Designer Brands, Inc. is facing a proposed class action lawsuit over allegations the company illegally disclosed too much of customers’ credit and debit card information on receipts printed at its DSW stores.
According to the complaint, the lead plaintiff made a purchase from a DSW store in Pasadena, California and discovered that the defendant had printed the first six and last four digits of her credit card number on the receipt. The case claims DSW has a practice of printing 10 digits of customers’ card numbers on receipts at all of its stores across the United States, which exposes shoppers to an “elevated risk” of identity theft and fraud.
The Fair and Accurate Credit Transactions Act (FACTA) forbids businesses from printing more than the last five digits of customers’ credit or debit card numbers on receipts, the case explains. Many card-issuing organizations, such as Visa and MasterCard, have also published their own rules and guidelines that require merchants to truncate cardholder information on receipts in order to remain compliant with the FACTA, the suit states.
By including 10 digits of the plaintiff’s and similarly situated customers’ credit card numbers on receipts, DSW violated the FACTA and breached its agreements with credit card processing companies, according to the complaint. The case contends that although DSW was aware of FACTA’s requirements given the defendant has previously faced legal action over similar claims about its receipts, the company still failed to comply with the statute.
The lawsuit looks to represent all persons in the U.S. who engaged in at least one credit or debit card transaction at any of Designer Brands’ U.S. locations since September 24, 2019 during which the defendant provided a receipt that displayed more than the last five digits of the card number or expiration date.
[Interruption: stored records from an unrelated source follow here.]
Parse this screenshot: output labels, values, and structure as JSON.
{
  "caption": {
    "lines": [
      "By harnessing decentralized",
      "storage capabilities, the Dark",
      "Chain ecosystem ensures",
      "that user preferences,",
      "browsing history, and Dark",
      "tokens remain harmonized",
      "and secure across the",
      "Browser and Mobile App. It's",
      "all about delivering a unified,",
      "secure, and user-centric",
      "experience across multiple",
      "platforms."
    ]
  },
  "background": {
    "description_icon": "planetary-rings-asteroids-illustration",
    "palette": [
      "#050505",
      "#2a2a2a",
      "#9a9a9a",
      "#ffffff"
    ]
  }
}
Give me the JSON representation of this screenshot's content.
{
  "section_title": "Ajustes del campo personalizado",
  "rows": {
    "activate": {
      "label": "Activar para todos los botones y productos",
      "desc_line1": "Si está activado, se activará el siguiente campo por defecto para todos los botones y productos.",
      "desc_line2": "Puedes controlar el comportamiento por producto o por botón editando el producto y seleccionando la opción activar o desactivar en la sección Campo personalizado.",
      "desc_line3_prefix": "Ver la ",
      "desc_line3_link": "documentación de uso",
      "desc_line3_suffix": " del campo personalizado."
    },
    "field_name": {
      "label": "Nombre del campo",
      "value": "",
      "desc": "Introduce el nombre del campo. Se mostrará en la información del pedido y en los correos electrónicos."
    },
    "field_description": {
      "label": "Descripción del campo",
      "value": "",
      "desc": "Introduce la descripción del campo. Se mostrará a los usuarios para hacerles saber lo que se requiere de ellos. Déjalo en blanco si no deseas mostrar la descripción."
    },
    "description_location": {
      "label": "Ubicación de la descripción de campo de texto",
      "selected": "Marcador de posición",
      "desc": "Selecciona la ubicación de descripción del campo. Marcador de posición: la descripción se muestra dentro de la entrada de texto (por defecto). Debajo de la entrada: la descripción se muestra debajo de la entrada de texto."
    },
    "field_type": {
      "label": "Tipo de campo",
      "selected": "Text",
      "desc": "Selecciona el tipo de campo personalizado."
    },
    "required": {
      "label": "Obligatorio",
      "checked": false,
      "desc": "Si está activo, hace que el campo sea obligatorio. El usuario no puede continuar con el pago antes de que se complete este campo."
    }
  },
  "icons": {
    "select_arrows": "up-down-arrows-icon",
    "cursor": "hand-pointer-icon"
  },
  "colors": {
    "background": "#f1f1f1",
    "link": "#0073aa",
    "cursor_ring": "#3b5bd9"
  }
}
Originally filed in the Superior Court for the State of California, the case has since been removed to the U.S. District Court for the Central District of California.